◆ **What is expected**
State the number of lines in the material below that hold "сильная", and add nothing to it.

Recorded information Start Marker

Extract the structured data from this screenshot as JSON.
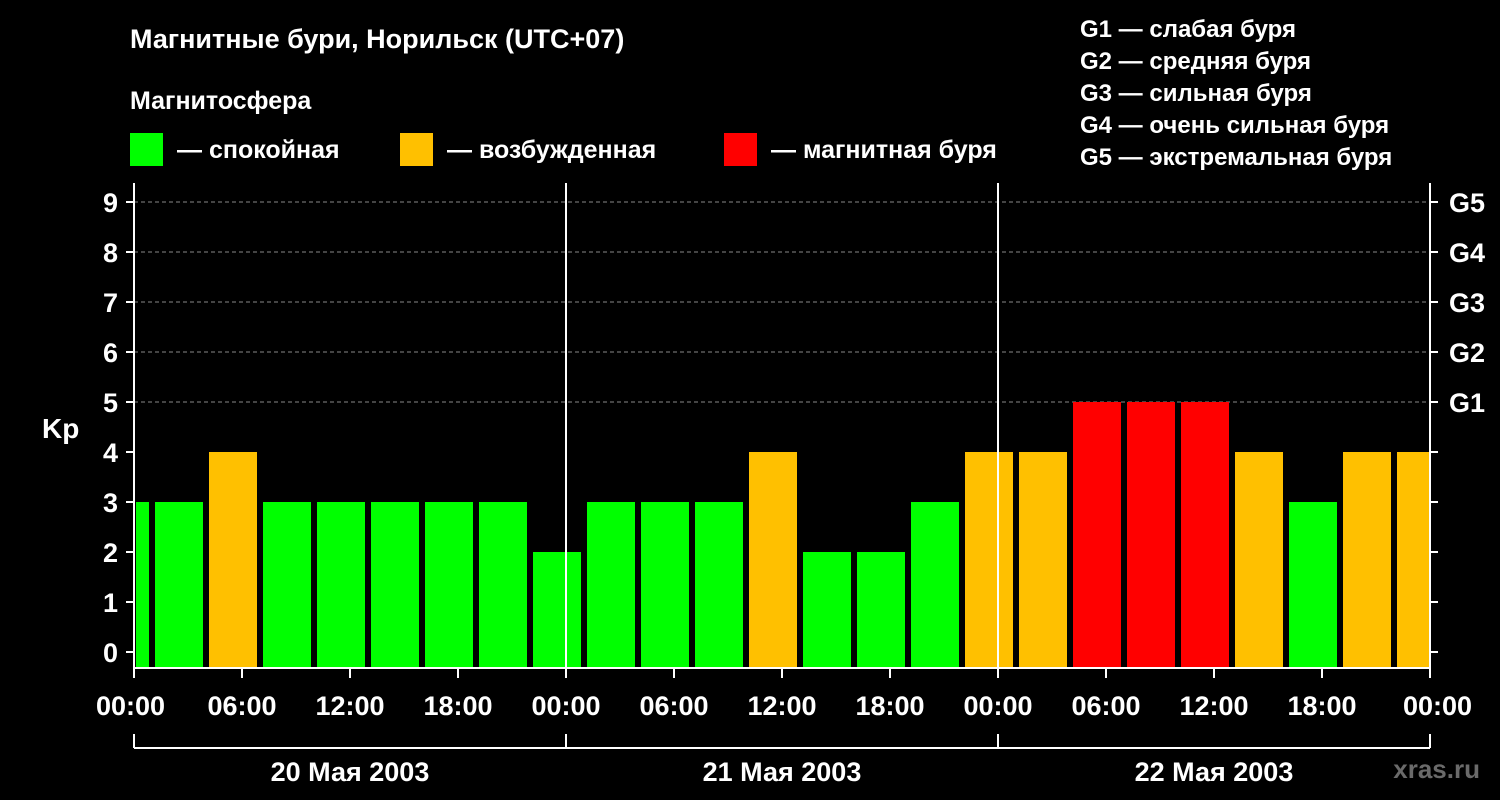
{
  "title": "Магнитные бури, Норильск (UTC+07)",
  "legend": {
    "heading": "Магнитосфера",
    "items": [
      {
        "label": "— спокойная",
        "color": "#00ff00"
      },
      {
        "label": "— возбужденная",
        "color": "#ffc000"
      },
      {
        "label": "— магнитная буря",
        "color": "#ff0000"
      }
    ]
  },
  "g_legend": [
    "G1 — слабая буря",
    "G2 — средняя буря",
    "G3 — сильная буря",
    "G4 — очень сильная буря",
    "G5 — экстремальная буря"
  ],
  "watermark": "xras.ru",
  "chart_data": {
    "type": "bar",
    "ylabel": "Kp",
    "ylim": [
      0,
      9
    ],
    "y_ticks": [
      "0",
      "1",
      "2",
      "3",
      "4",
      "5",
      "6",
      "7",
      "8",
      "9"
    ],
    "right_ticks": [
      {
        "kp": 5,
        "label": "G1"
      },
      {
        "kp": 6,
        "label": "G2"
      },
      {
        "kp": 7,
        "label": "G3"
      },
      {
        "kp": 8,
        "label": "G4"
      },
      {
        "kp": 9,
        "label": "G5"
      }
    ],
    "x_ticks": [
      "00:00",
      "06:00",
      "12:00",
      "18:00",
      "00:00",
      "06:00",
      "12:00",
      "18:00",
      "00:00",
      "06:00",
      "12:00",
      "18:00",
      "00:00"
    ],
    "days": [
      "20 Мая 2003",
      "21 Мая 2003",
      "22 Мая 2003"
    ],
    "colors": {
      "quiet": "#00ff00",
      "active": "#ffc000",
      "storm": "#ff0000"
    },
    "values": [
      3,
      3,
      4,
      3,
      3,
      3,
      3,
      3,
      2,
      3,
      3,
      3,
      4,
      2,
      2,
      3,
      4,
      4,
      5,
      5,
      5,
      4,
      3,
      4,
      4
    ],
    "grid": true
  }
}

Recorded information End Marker
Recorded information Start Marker

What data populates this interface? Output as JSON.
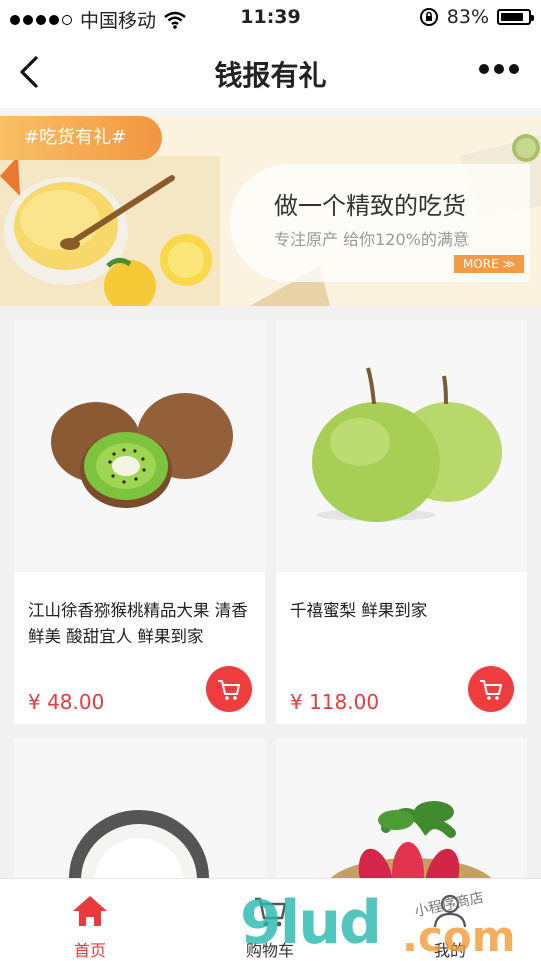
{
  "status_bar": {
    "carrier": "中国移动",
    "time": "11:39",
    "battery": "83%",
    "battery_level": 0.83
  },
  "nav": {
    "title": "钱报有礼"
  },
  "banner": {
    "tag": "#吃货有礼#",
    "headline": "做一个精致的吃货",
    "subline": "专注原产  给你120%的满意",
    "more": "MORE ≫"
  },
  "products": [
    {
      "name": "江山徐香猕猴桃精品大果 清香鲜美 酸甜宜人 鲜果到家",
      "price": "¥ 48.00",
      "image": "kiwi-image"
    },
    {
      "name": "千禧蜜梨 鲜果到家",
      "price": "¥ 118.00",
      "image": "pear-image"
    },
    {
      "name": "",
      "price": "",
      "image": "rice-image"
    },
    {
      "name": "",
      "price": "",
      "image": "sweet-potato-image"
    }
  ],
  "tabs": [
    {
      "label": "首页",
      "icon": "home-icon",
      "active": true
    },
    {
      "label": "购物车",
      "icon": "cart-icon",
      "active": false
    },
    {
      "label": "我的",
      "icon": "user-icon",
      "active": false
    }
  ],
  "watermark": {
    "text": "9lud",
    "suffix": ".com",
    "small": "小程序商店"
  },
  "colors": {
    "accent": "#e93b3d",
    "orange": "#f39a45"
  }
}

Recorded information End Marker

◆ **Expected answer**
2